▸ **Work request**
Send back the records exactly as written, with no images.

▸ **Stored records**
>>>>>

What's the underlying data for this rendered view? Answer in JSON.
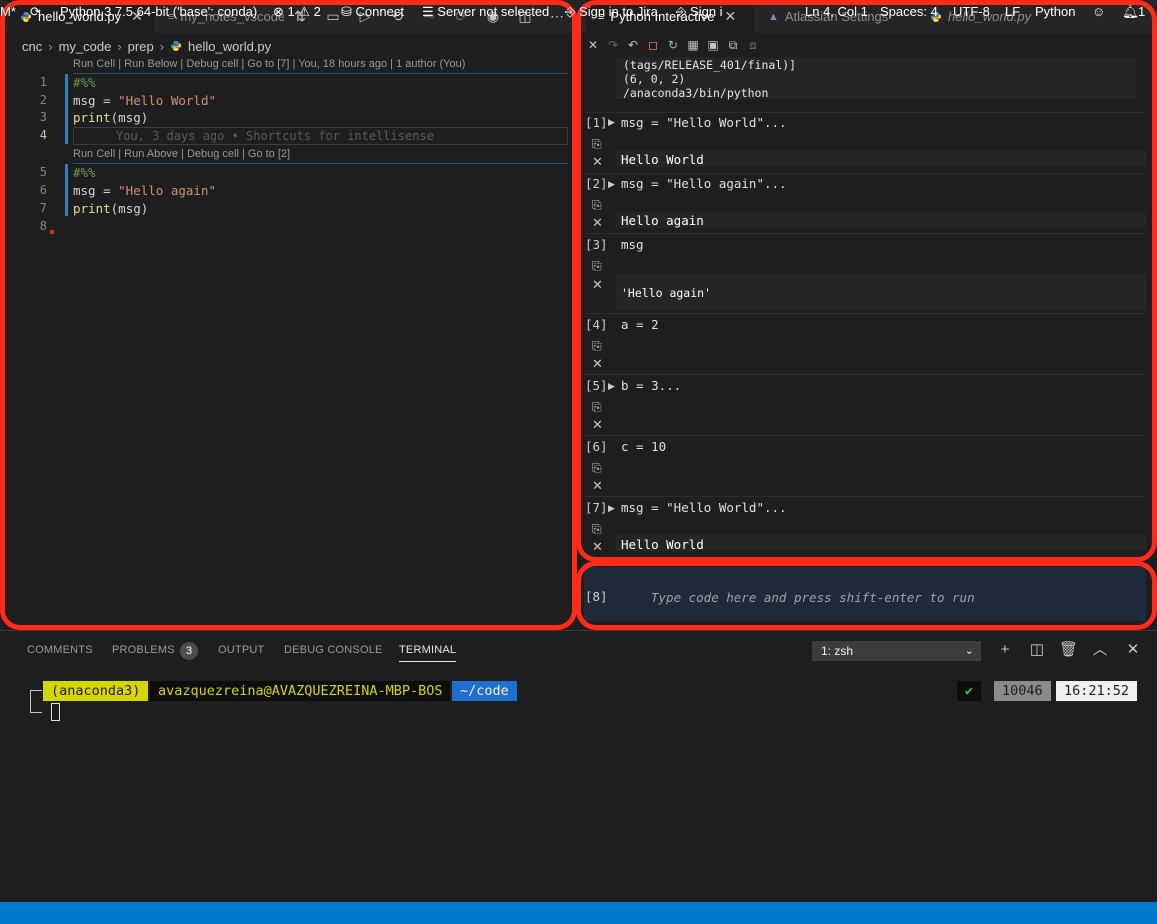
{
  "editor": {
    "tabs": [
      {
        "label": "hello_world.py",
        "active": true
      },
      {
        "label": "my_notes_vscode",
        "active": false
      }
    ],
    "breadcrumb": [
      "cnc",
      "my_code",
      "prep",
      "hello_world.py"
    ],
    "codelens1": "Run Cell | Run Below | Debug cell | Go to [7] | You, 18 hours ago | 1 author (You)",
    "codelens2": "Run Cell | Run Above | Debug cell | Go to [2]",
    "line_numbers": [
      "1",
      "2",
      "3",
      "4",
      "5",
      "6",
      "7",
      "8"
    ],
    "lines": {
      "l1": "#%%",
      "l2_var": "msg",
      "l2_op": " = ",
      "l2_str": "\"Hello World\"",
      "l3_fn": "print",
      "l3_rest": "(msg)",
      "l5": "#%%",
      "l6_var": "msg",
      "l6_op": " = ",
      "l6_str": "\"Hello again\"",
      "l7_fn": "print",
      "l7_rest": "(msg)"
    },
    "blame": "You, 3 days ago • Shortcuts for intellisense"
  },
  "interactive": {
    "tabs": [
      {
        "label": "Python Interactive",
        "active": true
      },
      {
        "label": "Atlassian Settings",
        "active": false
      },
      {
        "label": "hello_world.py",
        "active": false
      }
    ],
    "sysinfo": [
      "(tags/RELEASE_401/final)]",
      "(6, 0, 2)",
      "/anaconda3/bin/python"
    ],
    "cells": [
      {
        "no": "[1]",
        "code": "msg = \"Hello World\"...",
        "output": "Hello World"
      },
      {
        "no": "[2]",
        "code": "msg = \"Hello again\"...",
        "output": "Hello again"
      },
      {
        "no": "[3]",
        "code": "msg",
        "output": "'Hello again'"
      },
      {
        "no": "[4]",
        "code": "a = 2",
        "output": ""
      },
      {
        "no": "[5]",
        "code": "b = 3...",
        "output": ""
      },
      {
        "no": "[6]",
        "code": "c = 10",
        "output": ""
      },
      {
        "no": "[7]",
        "code": "msg = \"Hello World\"...",
        "output": "Hello World"
      }
    ],
    "input_no": "[8]",
    "input_placeholder": "Type code here and press shift-enter to run"
  },
  "panel": {
    "tabs": [
      "COMMENTS",
      "PROBLEMS",
      "OUTPUT",
      "DEBUG CONSOLE",
      "TERMINAL"
    ],
    "problems_count": "3",
    "terminal_select": "1: zsh",
    "prompt": {
      "env": "(anaconda3)",
      "user_host": "avazquezreina@AVAZQUEZREINA-MBP-BOS",
      "path": "~/code",
      "check": "✔",
      "history": "10046",
      "time": "16:21:52"
    }
  },
  "statusbar": {
    "left_marker": "M*",
    "python": "Python 3.7.5 64-bit ('base': conda)",
    "errors": "1",
    "warnings": "2",
    "connect": "Connect",
    "server": "Server not selected",
    "jira": "Sign in to Jira",
    "sign": "Sign i",
    "position": "Ln 4, Col 1",
    "spaces": "Spaces: 4",
    "encoding": "UTF-8",
    "eol": "LF",
    "language": "Python"
  },
  "colors": {
    "accent": "#007acc",
    "highlight": "#ff2a1a",
    "string": "#ce9178",
    "comment": "#6a9955"
  }
}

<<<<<

▸ **Answer area**
What's the underlying data for this rendered view? Answer in JSON.
{
  "editor": {
    "tabs": [
      {
        "label": "hello_world.py",
        "active": true
      },
      {
        "label": "my_notes_vscode",
        "active": false
      }
    ],
    "breadcrumb": [
      "cnc",
      "my_code",
      "prep",
      "hello_world.py"
    ],
    "codelens1": "Run Cell | Run Below | Debug cell | Go to [7] | You, 18 hours ago | 1 author (You)",
    "codelens2": "Run Cell | Run Above | Debug cell | Go to [2]",
    "line_numbers": [
      "1",
      "2",
      "3",
      "4",
      "5",
      "6",
      "7",
      "8"
    ],
    "lines": {
      "l1": "#%%",
      "l2_var": "msg",
      "l2_op": " = ",
      "l2_str": "\"Hello World\"",
      "l3_fn": "print",
      "l3_rest": "(msg)",
      "l5": "#%%",
      "l6_var": "msg",
      "l6_op": " = ",
      "l6_str": "\"Hello again\"",
      "l7_fn": "print",
      "l7_rest": "(msg)"
    },
    "blame": "You, 3 days ago • Shortcuts for intellisense"
  },
  "interactive": {
    "tabs": [
      {
        "label": "Python Interactive",
        "active": true
      },
      {
        "label": "Atlassian Settings",
        "active": false
      },
      {
        "label": "hello_world.py",
        "active": false
      }
    ],
    "sysinfo": [
      "(tags/RELEASE_401/final)]",
      "(6, 0, 2)",
      "/anaconda3/bin/python"
    ],
    "cells": [
      {
        "no": "[1]",
        "code": "msg = \"Hello World\"...",
        "output": "Hello World"
      },
      {
        "no": "[2]",
        "code": "msg = \"Hello again\"...",
        "output": "Hello again"
      },
      {
        "no": "[3]",
        "code": "msg",
        "output": "'Hello again'"
      },
      {
        "no": "[4]",
        "code": "a = 2",
        "output": ""
      },
      {
        "no": "[5]",
        "code": "b = 3...",
        "output": ""
      },
      {
        "no": "[6]",
        "code": "c = 10",
        "output": ""
      },
      {
        "no": "[7]",
        "code": "msg = \"Hello World\"...",
        "output": "Hello World"
      }
    ],
    "input_no": "[8]",
    "input_placeholder": "Type code here and press shift-enter to run"
  },
  "panel": {
    "tabs": [
      "COMMENTS",
      "PROBLEMS",
      "OUTPUT",
      "DEBUG CONSOLE",
      "TERMINAL"
    ],
    "problems_count": "3",
    "terminal_select": "1: zsh",
    "prompt": {
      "env": "(anaconda3)",
      "user_host": "avazquezreina@AVAZQUEZREINA-MBP-BOS",
      "path": "~/code",
      "check": "✔",
      "history": "10046",
      "time": "16:21:52"
    }
  },
  "statusbar": {
    "left_marker": "M*",
    "python": "Python 3.7.5 64-bit ('base': conda)",
    "errors": "1",
    "warnings": "2",
    "connect": "Connect",
    "server": "Server not selected",
    "jira": "Sign in to Jira",
    "sign": "Sign i",
    "position": "Ln 4, Col 1",
    "spaces": "Spaces: 4",
    "encoding": "UTF-8",
    "eol": "LF",
    "language": "Python"
  },
  "colors": {
    "accent": "#007acc",
    "highlight": "#ff2a1a",
    "string": "#ce9178",
    "comment": "#6a9955"
  }
}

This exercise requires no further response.